Information given START

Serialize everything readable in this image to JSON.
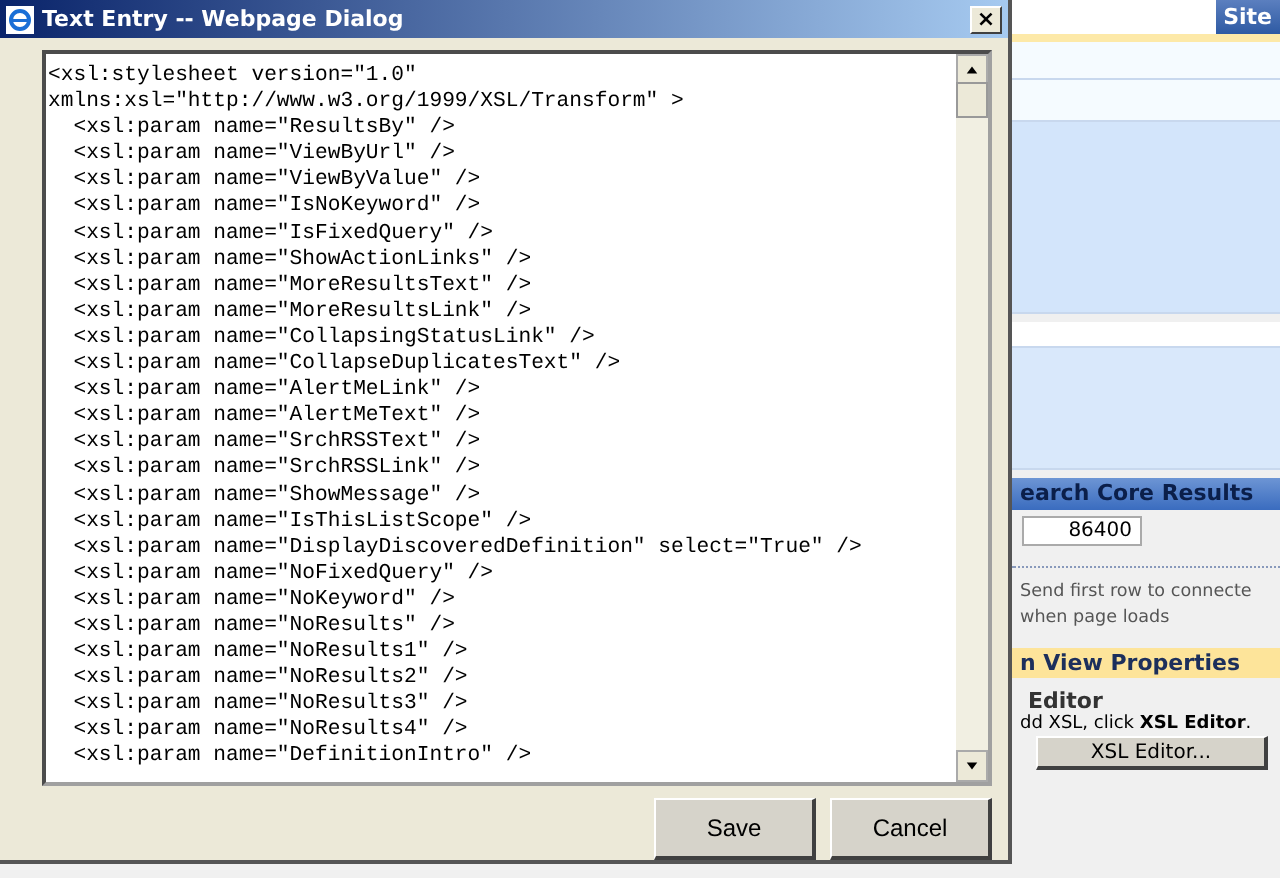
{
  "dialog": {
    "title": "Text Entry -- Webpage Dialog",
    "close_label": "×",
    "lines": [
      "<xsl:stylesheet version=\"1.0\"",
      "xmlns:xsl=\"http://www.w3.org/1999/XSL/Transform\" >",
      "  <xsl:param name=\"ResultsBy\" />",
      "  <xsl:param name=\"ViewByUrl\" />",
      "  <xsl:param name=\"ViewByValue\" />",
      "  <xsl:param name=\"IsNoKeyword\" />",
      "  <xsl:param name=\"IsFixedQuery\" />",
      "  <xsl:param name=\"ShowActionLinks\" />",
      "  <xsl:param name=\"MoreResultsText\" />",
      "  <xsl:param name=\"MoreResultsLink\" />",
      "  <xsl:param name=\"CollapsingStatusLink\" />",
      "  <xsl:param name=\"CollapseDuplicatesText\" />",
      "  <xsl:param name=\"AlertMeLink\" />",
      "  <xsl:param name=\"AlertMeText\" />",
      "  <xsl:param name=\"SrchRSSText\" />",
      "  <xsl:param name=\"SrchRSSLink\" />",
      "  <xsl:param name=\"ShowMessage\" />",
      "  <xsl:param name=\"IsThisListScope\" />",
      "  <xsl:param name=\"DisplayDiscoveredDefinition\" select=\"True\" />",
      "  <xsl:param name=\"NoFixedQuery\" />",
      "  <xsl:param name=\"NoKeyword\" />",
      "  <xsl:param name=\"NoResults\" />",
      "  <xsl:param name=\"NoResults1\" />",
      "  <xsl:param name=\"NoResults2\" />",
      "  <xsl:param name=\"NoResults3\" />",
      "  <xsl:param name=\"NoResults4\" />",
      "  <xsl:param name=\"DefinitionIntro\" />"
    ],
    "buttons": [
      "Save",
      "Cancel"
    ]
  },
  "page": {
    "tab": "Site",
    "section_header": "earch Core Results",
    "cache_value": "86400",
    "send_first_row": [
      "Send first row to connecte",
      "when page loads"
    ],
    "properties_header": "n View Properties",
    "editor_title": "Editor",
    "editor_hint": "dd XSL, click **XSL Editor**.",
    "editor_button": "XSL Editor..."
  }
}
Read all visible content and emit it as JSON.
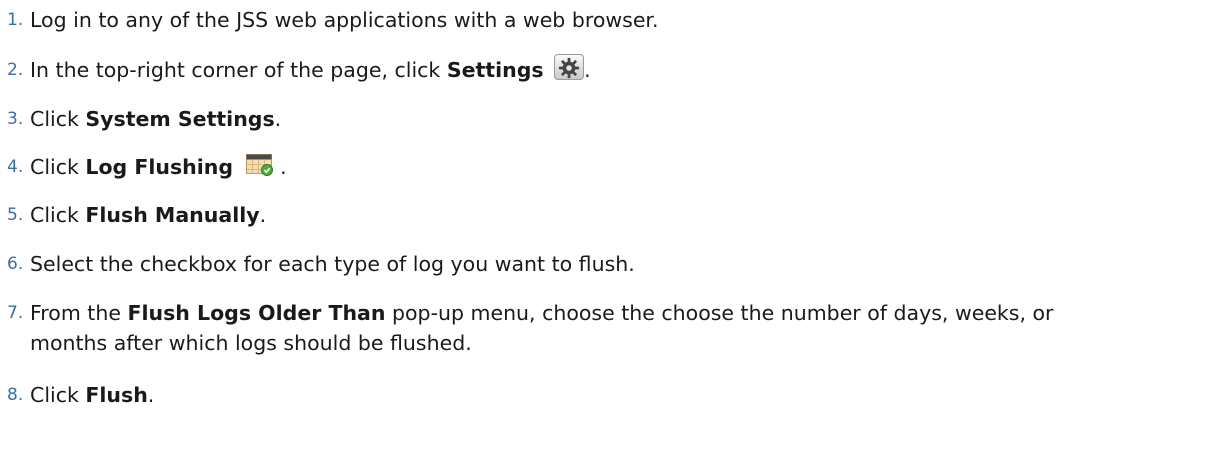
{
  "steps": [
    {
      "num": "1.",
      "parts": [
        "Log in to any of the JSS web applications with a web browser."
      ]
    },
    {
      "num": "2.",
      "pre": "In the top-right corner of the page, click ",
      "bold": "Settings",
      "icon": "gear-icon",
      "post": "."
    },
    {
      "num": "3.",
      "pre": "Click ",
      "bold": "System Settings",
      "post": "."
    },
    {
      "num": "4.",
      "pre": "Click ",
      "bold": "Log Flushing",
      "icon": "calendar-check-icon",
      "post": "."
    },
    {
      "num": "5.",
      "pre": "Click ",
      "bold": "Flush Manually",
      "post": "."
    },
    {
      "num": "6.",
      "text": "Select the checkbox for each type of log you want to flush."
    },
    {
      "num": "7.",
      "pre": "From the ",
      "bold": "Flush Logs Older Than",
      "post_line1": " pop-up menu, choose the choose the number of days, weeks, or",
      "post_line2": "months after which logs should be flushed."
    },
    {
      "num": "8.",
      "pre": "Click ",
      "bold": "Flush",
      "post": "."
    }
  ],
  "icons": {
    "settings": "gear-icon",
    "log_flushing": "calendar-check-icon"
  },
  "colors": {
    "number": "#3a6fa5",
    "text": "#1a1a1a"
  }
}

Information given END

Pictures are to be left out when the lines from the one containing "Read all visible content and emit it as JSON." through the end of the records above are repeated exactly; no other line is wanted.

### Reply to the exercise
Read all visible content and emit it as JSON.
{
  "steps": [
    {
      "num": "1.",
      "parts": [
        "Log in to any of the JSS web applications with a web browser."
      ]
    },
    {
      "num": "2.",
      "pre": "In the top-right corner of the page, click ",
      "bold": "Settings",
      "icon": "gear-icon",
      "post": "."
    },
    {
      "num": "3.",
      "pre": "Click ",
      "bold": "System Settings",
      "post": "."
    },
    {
      "num": "4.",
      "pre": "Click ",
      "bold": "Log Flushing",
      "icon": "calendar-check-icon",
      "post": "."
    },
    {
      "num": "5.",
      "pre": "Click ",
      "bold": "Flush Manually",
      "post": "."
    },
    {
      "num": "6.",
      "text": "Select the checkbox for each type of log you want to flush."
    },
    {
      "num": "7.",
      "pre": "From the ",
      "bold": "Flush Logs Older Than",
      "post_line1": " pop-up menu, choose the choose the number of days, weeks, or",
      "post_line2": "months after which logs should be flushed."
    },
    {
      "num": "8.",
      "pre": "Click ",
      "bold": "Flush",
      "post": "."
    }
  ],
  "icons": {
    "settings": "gear-icon",
    "log_flushing": "calendar-check-icon"
  },
  "colors": {
    "number": "#3a6fa5",
    "text": "#1a1a1a"
  }
}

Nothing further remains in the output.